At the last all the sons of Jacob were gathered about his dying bed. And Jacob called unto his sons, and said, “Gather yourselves together, and hear, ye sons of Jacob; and hearken unto Israel your father,” “that I may tell you that which shall befall you in the last days.” Often and anxiously he had thought of their future, and had endeavored to picture to himself the history of the different tribes. Now as his children waited to receive his last blessing the Spirit of Inspiration rested upon him, and before him in prophetic vision the future of his descendants was unfolded. One after another the names of his sons were mentioned, the character of each was described, and the future history of the tribes was briefly foretold. PP 235.2
Thus the father pictured what should have been the position of Reuben as the first-born son; but his grievous sin at Edar had made him unworthy of the birthright blessing. Jacob continued— PP 235.4
The priesthood was apportioned to Levi, the kingdom and the Messianic promise to Judah, and the double portion of the inheritance to Joseph. The tribe of Reuben never rose to any eminence in Israel; it was not so numerous as Judah, Joseph, or Dan, and was among the first that were carried into captivity. PP 235.6

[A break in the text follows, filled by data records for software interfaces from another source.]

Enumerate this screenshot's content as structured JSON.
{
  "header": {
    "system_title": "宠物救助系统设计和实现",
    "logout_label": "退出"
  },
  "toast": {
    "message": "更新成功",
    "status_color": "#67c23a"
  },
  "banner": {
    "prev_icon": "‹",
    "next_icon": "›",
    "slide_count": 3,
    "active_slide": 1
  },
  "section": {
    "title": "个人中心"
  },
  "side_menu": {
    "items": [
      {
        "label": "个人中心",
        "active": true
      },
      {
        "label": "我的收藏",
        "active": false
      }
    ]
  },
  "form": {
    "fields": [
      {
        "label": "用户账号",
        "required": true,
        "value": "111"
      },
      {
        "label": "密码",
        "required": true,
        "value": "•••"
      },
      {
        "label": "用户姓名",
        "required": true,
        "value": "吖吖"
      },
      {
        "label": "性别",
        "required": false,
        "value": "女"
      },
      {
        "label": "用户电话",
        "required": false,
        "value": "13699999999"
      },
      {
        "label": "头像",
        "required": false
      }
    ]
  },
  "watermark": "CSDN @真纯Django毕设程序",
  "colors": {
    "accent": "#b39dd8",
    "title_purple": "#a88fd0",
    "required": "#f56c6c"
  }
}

Next in age to Reuben were Simeon and Levi. They had been united in their cruelty toward the Shechemites, and they had also been the most guilty in the selling of Joseph. Concerning them it was declared— PP 235.7
At the numbering of Israel, just before their entrance to Canaan, Simeon was the smallest tribe. Moses, in his last blessing, made no reference to Simeon. In the settlement of Canaan this tribe had only a small portion of Judah's lot, and such families as afterward became powerful formed different colonies and settled in territory outside the borders of the Holy Land. Levi also received no inheritance except forty-eight cities scattered in different parts of the land. In the case of this tribe, however, their fidelity to Jehovah when the other tribes apostatized, secured their appointment to the sacred service of the sanctuary, and thus the curse was changed into a blessing. PP 235.9Read in context »